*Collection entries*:
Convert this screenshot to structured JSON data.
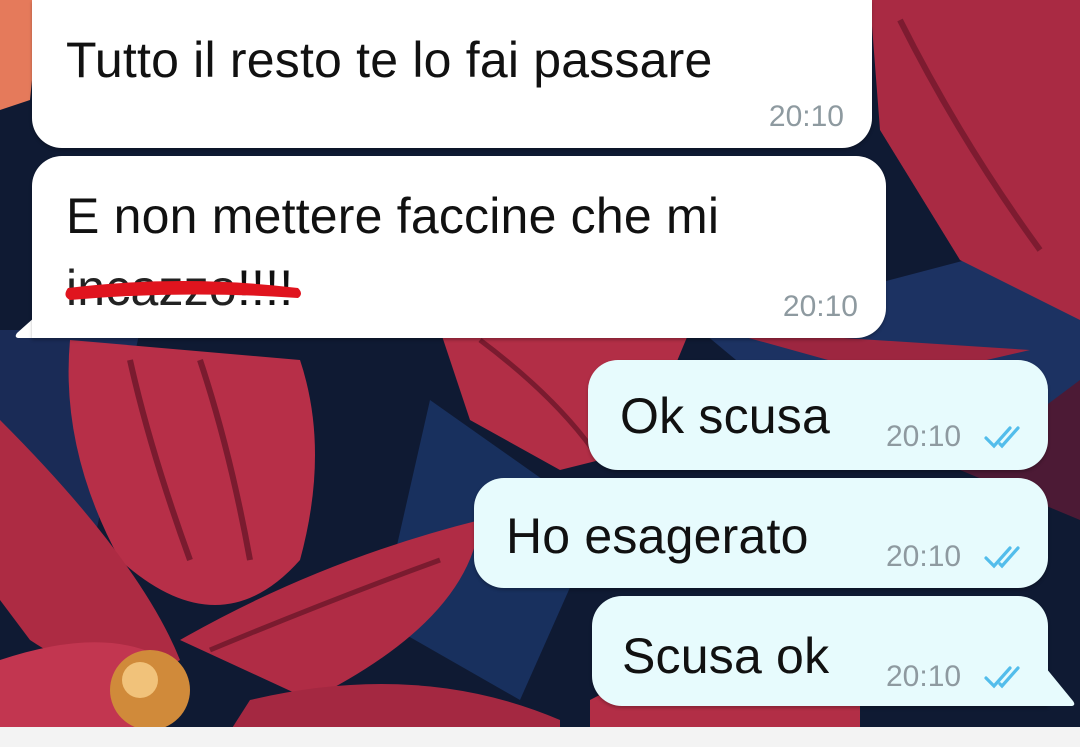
{
  "chat": {
    "messages": [
      {
        "id": "m1",
        "direction": "incoming",
        "text_lines": [
          "Tutto il resto te lo fai passare"
        ],
        "time": "20:10",
        "ticks": false
      },
      {
        "id": "m2",
        "direction": "incoming",
        "text_lines": [
          "E non mettere faccine che mi",
          "incazzo!!!!"
        ],
        "censored_word": "incazzo",
        "time": "20:10",
        "ticks": false
      },
      {
        "id": "m3",
        "direction": "outgoing",
        "text_lines": [
          "Ok scusa"
        ],
        "time": "20:10",
        "ticks": true
      },
      {
        "id": "m4",
        "direction": "outgoing",
        "text_lines": [
          "Ho esagerato"
        ],
        "time": "20:10",
        "ticks": true
      },
      {
        "id": "m5",
        "direction": "outgoing",
        "text_lines": [
          "Scusa ok"
        ],
        "time": "20:10",
        "ticks": true
      }
    ]
  },
  "colors": {
    "incoming_bubble": "#ffffff",
    "outgoing_bubble": "#e7fbfd",
    "read_ticks": "#53bdeb",
    "censor_mark": "#e0141e",
    "wallpaper_dark": "#0f1a33",
    "flower_petal": "#b42d45"
  },
  "icons": {
    "read_receipt": "double-check-icon",
    "wallpaper": "red-flower-wallpaper"
  }
}
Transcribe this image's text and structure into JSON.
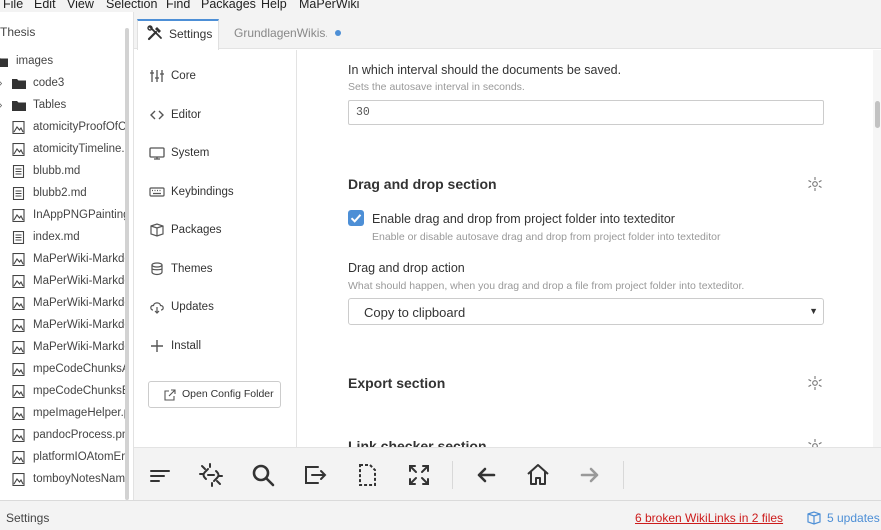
{
  "menu": [
    "File",
    "Edit",
    "View",
    "Selection",
    "Find",
    "Packages",
    "Help",
    "MaPerWiki"
  ],
  "tree": {
    "root": "Thesis",
    "items": [
      {
        "label": "images",
        "kind": "folder",
        "icon": "folder-icon",
        "expanded": true
      },
      {
        "label": "code3",
        "kind": "folder",
        "icon": "folder-icon",
        "expanded": false
      },
      {
        "label": "Tables",
        "kind": "folder",
        "icon": "folder-icon",
        "expanded": false
      },
      {
        "label": "atomicityProofOfC",
        "kind": "file",
        "icon": "image-file-icon"
      },
      {
        "label": "atomicityTimeline.",
        "kind": "file",
        "icon": "image-file-icon"
      },
      {
        "label": "blubb.md",
        "kind": "file",
        "icon": "text-file-icon"
      },
      {
        "label": "blubb2.md",
        "kind": "file",
        "icon": "text-file-icon"
      },
      {
        "label": "InAppPNGPainting",
        "kind": "file",
        "icon": "image-file-icon"
      },
      {
        "label": "index.md",
        "kind": "file",
        "icon": "text-file-icon"
      },
      {
        "label": "MaPerWiki-Markdo",
        "kind": "file",
        "icon": "image-file-icon"
      },
      {
        "label": "MaPerWiki-Markdo",
        "kind": "file",
        "icon": "image-file-icon"
      },
      {
        "label": "MaPerWiki-Markdo",
        "kind": "file",
        "icon": "image-file-icon"
      },
      {
        "label": "MaPerWiki-Markdo",
        "kind": "file",
        "icon": "image-file-icon"
      },
      {
        "label": "MaPerWiki-Markdo",
        "kind": "file",
        "icon": "image-file-icon"
      },
      {
        "label": "mpeCodeChunksA",
        "kind": "file",
        "icon": "image-file-icon"
      },
      {
        "label": "mpeCodeChunksB",
        "kind": "file",
        "icon": "image-file-icon"
      },
      {
        "label": "mpeImageHelper.p",
        "kind": "file",
        "icon": "image-file-icon"
      },
      {
        "label": "pandocProcess.pn",
        "kind": "file",
        "icon": "image-file-icon"
      },
      {
        "label": "platformIOAtomEr",
        "kind": "file",
        "icon": "image-file-icon"
      },
      {
        "label": "tomboyNotesNam",
        "kind": "file",
        "icon": "image-file-icon"
      }
    ]
  },
  "tabs": [
    {
      "label": "Settings",
      "icon": "tools-icon",
      "active": true
    },
    {
      "label": "GrundlagenWikis.m",
      "active": false,
      "modified": true
    }
  ],
  "settings_nav": {
    "items": [
      {
        "label": "Core",
        "icon": "sliders-icon"
      },
      {
        "label": "Editor",
        "icon": "code-icon"
      },
      {
        "label": "System",
        "icon": "monitor-icon"
      },
      {
        "label": "Keybindings",
        "icon": "keyboard-icon"
      },
      {
        "label": "Packages",
        "icon": "package-icon"
      },
      {
        "label": "Themes",
        "icon": "paintcan-icon"
      },
      {
        "label": "Updates",
        "icon": "cloud-download-icon"
      },
      {
        "label": "Install",
        "icon": "plus-icon"
      }
    ],
    "open_config_label": "Open Config Folder"
  },
  "content": {
    "autosave": {
      "title": "In which interval should the documents be saved.",
      "description": "Sets the autosave interval in seconds.",
      "value": "30"
    },
    "dnd_section": {
      "title": "Drag and drop section",
      "checkbox_label": "Enable drag and drop from project folder into texteditor",
      "checkbox_checked": true,
      "checkbox_description": "Enable or disable autosave drag and drop from project folder into texteditor",
      "action_title": "Drag and drop action",
      "action_description": "What should happen, when you drag and drop a file from project folder into texteditor.",
      "action_value": "Copy to clipboard"
    },
    "export_section": {
      "title": "Export section"
    },
    "link_checker_section": {
      "title": "Link checker section"
    }
  },
  "toolbar": [
    "sort-lines-icon",
    "unlink-icon",
    "search-icon",
    "export-icon",
    "new-file-icon",
    "fullscreen-icon",
    "back-arrow-icon",
    "home-icon",
    "forward-arrow-icon"
  ],
  "status": {
    "left": "Settings",
    "broken_links": "6 broken WikiLinks in 2 files",
    "updates": "5 updates"
  },
  "colors": {
    "accent": "#4d8fd6",
    "error": "#cc1b1b"
  }
}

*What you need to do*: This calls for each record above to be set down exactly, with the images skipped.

*Your response*:
Convert this screenshot to structured JSON data.
{
  "chat": {
    "messages": [
      {
        "id": "m1",
        "direction": "incoming",
        "text_lines": [
          "Tutto il resto te lo fai passare"
        ],
        "time": "20:10",
        "ticks": false
      },
      {
        "id": "m2",
        "direction": "incoming",
        "text_lines": [
          "E non mettere faccine che mi",
          "incazzo!!!!"
        ],
        "censored_word": "incazzo",
        "time": "20:10",
        "ticks": false
      },
      {
        "id": "m3",
        "direction": "outgoing",
        "text_lines": [
          "Ok scusa"
        ],
        "time": "20:10",
        "ticks": true
      },
      {
        "id": "m4",
        "direction": "outgoing",
        "text_lines": [
          "Ho esagerato"
        ],
        "time": "20:10",
        "ticks": true
      },
      {
        "id": "m5",
        "direction": "outgoing",
        "text_lines": [
          "Scusa ok"
        ],
        "time": "20:10",
        "ticks": true
      }
    ]
  },
  "colors": {
    "incoming_bubble": "#ffffff",
    "outgoing_bubble": "#e7fbfd",
    "read_ticks": "#53bdeb",
    "censor_mark": "#e0141e",
    "wallpaper_dark": "#0f1a33",
    "flower_petal": "#b42d45"
  },
  "icons": {
    "read_receipt": "double-check-icon",
    "wallpaper": "red-flower-wallpaper"
  }
}
Transcribe this image's text and structure into JSON.
{
  "menu": [
    "File",
    "Edit",
    "View",
    "Selection",
    "Find",
    "Packages",
    "Help",
    "MaPerWiki"
  ],
  "tree": {
    "root": "Thesis",
    "items": [
      {
        "label": "images",
        "kind": "folder",
        "icon": "folder-icon",
        "expanded": true
      },
      {
        "label": "code3",
        "kind": "folder",
        "icon": "folder-icon",
        "expanded": false
      },
      {
        "label": "Tables",
        "kind": "folder",
        "icon": "folder-icon",
        "expanded": false
      },
      {
        "label": "atomicityProofOfC",
        "kind": "file",
        "icon": "image-file-icon"
      },
      {
        "label": "atomicityTimeline.",
        "kind": "file",
        "icon": "image-file-icon"
      },
      {
        "label": "blubb.md",
        "kind": "file",
        "icon": "text-file-icon"
      },
      {
        "label": "blubb2.md",
        "kind": "file",
        "icon": "text-file-icon"
      },
      {
        "label": "InAppPNGPainting",
        "kind": "file",
        "icon": "image-file-icon"
      },
      {
        "label": "index.md",
        "kind": "file",
        "icon": "text-file-icon"
      },
      {
        "label": "MaPerWiki-Markdo",
        "kind": "file",
        "icon": "image-file-icon"
      },
      {
        "label": "MaPerWiki-Markdo",
        "kind": "file",
        "icon": "image-file-icon"
      },
      {
        "label": "MaPerWiki-Markdo",
        "kind": "file",
        "icon": "image-file-icon"
      },
      {
        "label": "MaPerWiki-Markdo",
        "kind": "file",
        "icon": "image-file-icon"
      },
      {
        "label": "MaPerWiki-Markdo",
        "kind": "file",
        "icon": "image-file-icon"
      },
      {
        "label": "mpeCodeChunksA",
        "kind": "file",
        "icon": "image-file-icon"
      },
      {
        "label": "mpeCodeChunksB",
        "kind": "file",
        "icon": "image-file-icon"
      },
      {
        "label": "mpeImageHelper.p",
        "kind": "file",
        "icon": "image-file-icon"
      },
      {
        "label": "pandocProcess.pn",
        "kind": "file",
        "icon": "image-file-icon"
      },
      {
        "label": "platformIOAtomEr",
        "kind": "file",
        "icon": "image-file-icon"
      },
      {
        "label": "tomboyNotesNam",
        "kind": "file",
        "icon": "image-file-icon"
      }
    ]
  },
  "tabs": [
    {
      "label": "Settings",
      "icon": "tools-icon",
      "active": true
    },
    {
      "label": "GrundlagenWikis.m",
      "active": false,
      "modified": true
    }
  ],
  "settings_nav": {
    "items": [
      {
        "label": "Core",
        "icon": "sliders-icon"
      },
      {
        "label": "Editor",
        "icon": "code-icon"
      },
      {
        "label": "System",
        "icon": "monitor-icon"
      },
      {
        "label": "Keybindings",
        "icon": "keyboard-icon"
      },
      {
        "label": "Packages",
        "icon": "package-icon"
      },
      {
        "label": "Themes",
        "icon": "paintcan-icon"
      },
      {
        "label": "Updates",
        "icon": "cloud-download-icon"
      },
      {
        "label": "Install",
        "icon": "plus-icon"
      }
    ],
    "open_config_label": "Open Config Folder"
  },
  "content": {
    "autosave": {
      "title": "In which interval should the documents be saved.",
      "description": "Sets the autosave interval in seconds.",
      "value": "30"
    },
    "dnd_section": {
      "title": "Drag and drop section",
      "checkbox_label": "Enable drag and drop from project folder into texteditor",
      "checkbox_checked": true,
      "checkbox_description": "Enable or disable autosave drag and drop from project folder into texteditor",
      "action_title": "Drag and drop action",
      "action_description": "What should happen, when you drag and drop a file from project folder into texteditor.",
      "action_value": "Copy to clipboard"
    },
    "export_section": {
      "title": "Export section"
    },
    "link_checker_section": {
      "title": "Link checker section"
    }
  },
  "toolbar": [
    "sort-lines-icon",
    "unlink-icon",
    "search-icon",
    "export-icon",
    "new-file-icon",
    "fullscreen-icon",
    "back-arrow-icon",
    "home-icon",
    "forward-arrow-icon"
  ],
  "status": {
    "left": "Settings",
    "broken_links": "6 broken WikiLinks in 2 files",
    "updates": "5 updates"
  },
  "colors": {
    "accent": "#4d8fd6",
    "error": "#cc1b1b"
  }
}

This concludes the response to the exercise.